What the exercise asks
Output every record word for word.

Component data from apps and pages:
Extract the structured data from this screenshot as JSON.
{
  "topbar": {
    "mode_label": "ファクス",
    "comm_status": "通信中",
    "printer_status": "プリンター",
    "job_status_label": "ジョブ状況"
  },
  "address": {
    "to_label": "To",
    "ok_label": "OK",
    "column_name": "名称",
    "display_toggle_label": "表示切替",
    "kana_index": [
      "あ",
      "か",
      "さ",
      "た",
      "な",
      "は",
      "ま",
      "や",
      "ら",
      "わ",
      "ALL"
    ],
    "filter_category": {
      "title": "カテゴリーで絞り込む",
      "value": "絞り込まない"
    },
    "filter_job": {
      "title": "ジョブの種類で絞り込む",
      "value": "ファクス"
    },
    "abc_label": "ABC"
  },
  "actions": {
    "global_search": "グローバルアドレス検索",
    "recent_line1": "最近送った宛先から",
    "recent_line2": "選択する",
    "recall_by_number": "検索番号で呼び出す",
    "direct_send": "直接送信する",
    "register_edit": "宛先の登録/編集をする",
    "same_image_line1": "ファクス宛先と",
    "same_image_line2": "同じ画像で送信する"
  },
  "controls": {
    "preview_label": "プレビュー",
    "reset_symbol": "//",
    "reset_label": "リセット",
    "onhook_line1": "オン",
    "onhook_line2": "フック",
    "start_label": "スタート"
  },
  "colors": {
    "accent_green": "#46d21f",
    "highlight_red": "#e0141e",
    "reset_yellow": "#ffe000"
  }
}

Output
Extract the structured data from this screenshot as JSON.
{
  "topbar": {
    "mode_label": "ファクス",
    "comm_status": "通信中",
    "printer_status": "プリンター",
    "job_status_label": "ジョブ状況"
  },
  "address": {
    "to_label": "To",
    "ok_label": "OK",
    "column_name": "名称",
    "display_toggle_label": "表示切替",
    "kana_index": [
      "あ",
      "か",
      "さ",
      "た",
      "な",
      "は",
      "ま",
      "や",
      "ら",
      "わ",
      "ALL"
    ],
    "filter_category": {
      "title": "カテゴリーで絞り込む",
      "value": "絞り込まない"
    },
    "filter_job": {
      "title": "ジョブの種類で絞り込む",
      "value": "ファクス"
    },
    "abc_label": "ABC"
  },
  "actions": {
    "global_search": "グローバルアドレス検索",
    "recent_line1": "最近送った宛先から",
    "recent_line2": "選択する",
    "recall_by_number": "検索番号で呼び出す",
    "direct_send": "直接送信する",
    "register_edit": "宛先の登録/編集をする",
    "same_image_line1": "ファクス宛先と",
    "same_image_line2": "同じ画像で送信する"
  },
  "controls": {
    "preview_label": "プレビュー",
    "reset_symbol": "//",
    "reset_label": "リセット",
    "onhook_line1": "オン",
    "onhook_line2": "フック",
    "start_label": "スタート"
  },
  "colors": {
    "accent_green": "#46d21f",
    "highlight_red": "#e0141e",
    "reset_yellow": "#ffe000"
  }
}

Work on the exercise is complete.